As someone who works in advertising and marketing, I often find myself dissecting ads I encounter in everyday life. Also being a music fanatic, one of the things I notice the most is what kind of soundtrack people decide to use for conveying their brands, products and services.
Sometimes I’ll hear a favorite classic rock song chugging along in the background of a commercial. Other times it’s a new song by an indie band that I would have never expected to be used in an ad. And sometimes it’s stock music created specifically for advertising purposes.
It’s always interesting (at least for me) to think about what might have driven the people behind the ad to select a specific song to represent their offerings and brands. But the larger question is, just how important is music to a brand’s marketing and advertising efforts?
In my opinion, it’s extremely important. Think about it: Is there anything that has a more widespread emotional impact on people than music? Music is universal and can instantly trigger an emotional response, and establishing an emotional connection with an audience is so critical for a brand.
In a recent Forbes article titled “Why Music Plays A Big Role When It Comes to Branding,” Steve Olenski quotes Eric Sheinkop, co-author of Hit Brands: How Music Builds Value for the World’s Smartest Brands:

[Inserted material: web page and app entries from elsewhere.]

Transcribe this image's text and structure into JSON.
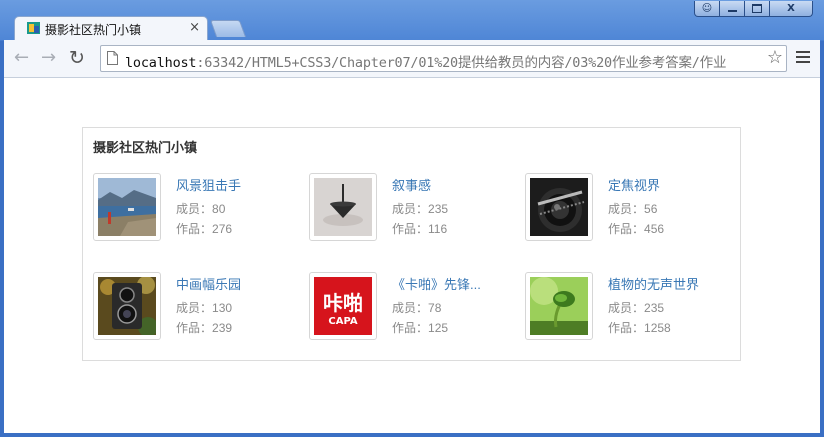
{
  "browser": {
    "tab_title": "摄影社区热门小镇",
    "tab_close": "×",
    "url_host": "localhost",
    "url_rest": ":63342/HTML5+CSS3/Chapter07/01%20提供给教员的内容/03%20作业参考答案/作业",
    "controls": {
      "user": "⍝",
      "minimize": "—",
      "maximize": "□",
      "close": "X"
    },
    "nav": {
      "back": "←",
      "forward": "→",
      "reload": "↻",
      "star": "☆"
    }
  },
  "panel": {
    "title": "摄影社区热门小镇",
    "members_label": "成员：",
    "works_label": "作品：",
    "groups": [
      {
        "name": "风景狙击手",
        "members": "80",
        "works": "276",
        "thumb": "landscape-photo"
      },
      {
        "name": "叙事感",
        "members": "235",
        "works": "116",
        "thumb": "spinning-top-photo"
      },
      {
        "name": "定焦视界",
        "members": "56",
        "works": "456",
        "thumb": "camera-lens-photo"
      },
      {
        "name": "中画幅乐园",
        "members": "130",
        "works": "239",
        "thumb": "twin-lens-camera-photo"
      },
      {
        "name": "《卡啪》先锋...",
        "members": "78",
        "works": "125",
        "thumb": "capa-logo"
      },
      {
        "name": "植物的无声世界",
        "members": "235",
        "works": "1258",
        "thumb": "sprout-photo"
      }
    ]
  },
  "logo_text": {
    "capa_cn": "咔啪",
    "capa_en": "CAPA"
  }
}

“Music brings value to a brand in three ways: identity, engagement, currency. Specifically, using music to establish an emotional connection with a brand, increases brand recognition, creates excitement and buzz beyond the brand’s core products or services, and can empower consumers, giving them valuable content to discover and share,” Sheinkop writes. “Music creates the value that brands need to win the war for attention and develop a genuine connection with their consumers. When used correctly, music not only creates loyalty, but true advocacy.”
Do you agree? How important is music to marketing? I’m interested in hearing your thoughts.
For now, I’ll leave you with an amusing song and video related to music in marketing by a musician named Jon Lajoie: